New Democratic, 15.7, 6.2, 0.39
Bloc Quebecois, 12.4, 17.5, 1.41

It is easy to see the dynamic your refer to, whereby the plurality system exaggerates the strength of parties with regional concentration. Compare the advantage ratios (%s/%v) and see how much the BQ benefits and the NDP is absolutely killed by this. (The NDP is a nationwide party with dispersed support and just a few strongholds.) Liberals also have greater regional concentration, as you noted.

Well, now suppose every party has A=1.00 (that happens strictly in no PR system, but for the sake of having a benchmark). Then you clearly have a governing majority for Liberals + NDP, who combined for 52.4% of the vote, but who won, under first-past-the-post, only 50% of the seats.

And, had the Conservatives managed to bring down the Martin government last month, the resulting BQ-supported Conservative minority government (pending new elections) would have rested on only 42% of the electorate. (Granted, single-party majorities have rested on less in Canada and the UK, as with Balir's reelection on 35%, but needless to say such governments don't typically face a natural governing coalition that had 10 percentage points more voter support.)

So, it looks like PR would help immensely--taking away the penalty for having dispersed support and rendering the BQ what it is nationally--a fringe party.

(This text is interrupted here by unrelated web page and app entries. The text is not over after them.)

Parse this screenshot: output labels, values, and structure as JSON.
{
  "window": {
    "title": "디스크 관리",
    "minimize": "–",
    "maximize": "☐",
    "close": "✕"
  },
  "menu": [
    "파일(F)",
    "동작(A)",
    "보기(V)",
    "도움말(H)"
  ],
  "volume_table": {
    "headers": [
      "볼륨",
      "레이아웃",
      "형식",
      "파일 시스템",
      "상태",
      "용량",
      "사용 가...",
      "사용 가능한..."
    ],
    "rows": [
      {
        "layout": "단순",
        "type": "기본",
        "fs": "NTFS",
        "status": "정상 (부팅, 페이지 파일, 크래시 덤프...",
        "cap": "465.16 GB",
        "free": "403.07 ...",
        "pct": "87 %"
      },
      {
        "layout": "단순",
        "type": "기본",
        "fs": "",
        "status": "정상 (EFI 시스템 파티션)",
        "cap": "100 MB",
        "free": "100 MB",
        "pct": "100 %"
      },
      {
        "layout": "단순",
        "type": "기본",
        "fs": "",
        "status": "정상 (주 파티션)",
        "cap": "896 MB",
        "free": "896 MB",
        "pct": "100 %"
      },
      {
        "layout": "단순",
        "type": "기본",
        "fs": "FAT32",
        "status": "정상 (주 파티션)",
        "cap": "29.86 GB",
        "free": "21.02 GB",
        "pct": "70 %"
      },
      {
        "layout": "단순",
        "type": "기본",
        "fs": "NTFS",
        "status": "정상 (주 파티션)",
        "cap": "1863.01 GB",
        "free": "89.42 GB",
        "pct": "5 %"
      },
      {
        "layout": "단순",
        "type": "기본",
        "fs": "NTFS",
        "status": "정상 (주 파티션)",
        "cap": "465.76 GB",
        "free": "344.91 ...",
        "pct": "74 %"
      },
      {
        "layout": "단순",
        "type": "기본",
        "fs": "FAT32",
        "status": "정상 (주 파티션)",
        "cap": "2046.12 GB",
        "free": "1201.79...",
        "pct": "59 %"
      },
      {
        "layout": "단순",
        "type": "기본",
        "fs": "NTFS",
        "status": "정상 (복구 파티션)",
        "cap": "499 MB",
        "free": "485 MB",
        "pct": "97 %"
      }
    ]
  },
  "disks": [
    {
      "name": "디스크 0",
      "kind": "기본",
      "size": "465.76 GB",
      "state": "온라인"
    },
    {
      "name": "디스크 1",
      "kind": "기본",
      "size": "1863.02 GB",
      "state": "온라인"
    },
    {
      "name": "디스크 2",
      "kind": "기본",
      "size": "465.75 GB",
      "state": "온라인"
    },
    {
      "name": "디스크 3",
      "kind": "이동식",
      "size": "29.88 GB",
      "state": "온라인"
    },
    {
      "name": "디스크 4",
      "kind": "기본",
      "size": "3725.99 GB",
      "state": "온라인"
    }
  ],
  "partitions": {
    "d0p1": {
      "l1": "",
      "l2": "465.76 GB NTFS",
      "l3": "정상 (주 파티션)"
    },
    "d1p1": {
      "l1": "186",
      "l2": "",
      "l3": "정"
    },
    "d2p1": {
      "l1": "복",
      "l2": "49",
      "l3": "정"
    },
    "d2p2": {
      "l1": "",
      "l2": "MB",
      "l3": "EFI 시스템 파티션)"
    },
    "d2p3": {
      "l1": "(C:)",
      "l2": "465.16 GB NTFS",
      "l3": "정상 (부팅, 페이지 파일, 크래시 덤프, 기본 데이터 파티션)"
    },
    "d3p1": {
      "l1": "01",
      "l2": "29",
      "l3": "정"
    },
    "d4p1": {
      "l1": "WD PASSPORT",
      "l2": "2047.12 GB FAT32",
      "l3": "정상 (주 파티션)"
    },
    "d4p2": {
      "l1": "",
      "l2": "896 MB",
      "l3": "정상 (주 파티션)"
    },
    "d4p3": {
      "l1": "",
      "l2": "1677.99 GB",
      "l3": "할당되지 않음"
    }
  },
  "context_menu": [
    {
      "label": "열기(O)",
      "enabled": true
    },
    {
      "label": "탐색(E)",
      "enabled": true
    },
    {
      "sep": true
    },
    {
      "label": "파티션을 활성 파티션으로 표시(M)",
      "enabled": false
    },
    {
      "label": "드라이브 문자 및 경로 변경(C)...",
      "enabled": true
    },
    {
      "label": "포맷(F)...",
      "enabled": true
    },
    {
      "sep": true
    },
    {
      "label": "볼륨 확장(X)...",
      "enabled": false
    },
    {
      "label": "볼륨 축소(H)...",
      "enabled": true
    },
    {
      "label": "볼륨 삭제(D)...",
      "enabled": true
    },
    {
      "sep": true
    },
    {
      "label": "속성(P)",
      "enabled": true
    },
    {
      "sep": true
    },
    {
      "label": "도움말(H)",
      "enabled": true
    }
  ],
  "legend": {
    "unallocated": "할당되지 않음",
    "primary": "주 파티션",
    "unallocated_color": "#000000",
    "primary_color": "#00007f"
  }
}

As to whether Canadians would actually go for PR, we are in the process of getting an idea. On May 17, British Columbians voted on a proposal for the single transferable vote for provincial assembly elections, as recommended by a randomly drawn Citizens Assemly. STV won a strong majority, 57% to 43%. STV got 11 percentage points more than the Liberals, reelected in the province to another majority thanks to the first-past-the-post system. The only catch is that the government had set a 60% hurdle for it to be binding. Something will probably still happen in BC, though not right away.

PEI and New Brunswick will have referenda on MMP (a la New Zealand and Germany, though less proportional by design) soon. Ontario and Quebec have PR discussions well underway.

It is only a matter of time before the idea goes national. In fact, there is a review process underway in parliament now, though no obvious momentum behind it just yet. The momentum will come from below, if provinces begin to adopt PR, or when the next federal election produces a parliament so unworkable that the current one is remembered findly.

PR is on its way in Canada, and not soon enough. It is probably now only a matter of time for the UK, too. Soon the US will be pretty much the last bastion where manufactured legislative majorities (no, Republicans are NOT winning votes majorities in congress) continue to be tolerated.

Anonymous said...

None of the Canadian federal "conservative" parties have ever been anti-Quebec. The Liberal party of Canada is highly skilled at demonizing conservative organizations even as they adopt their (conservative) ideas and policies.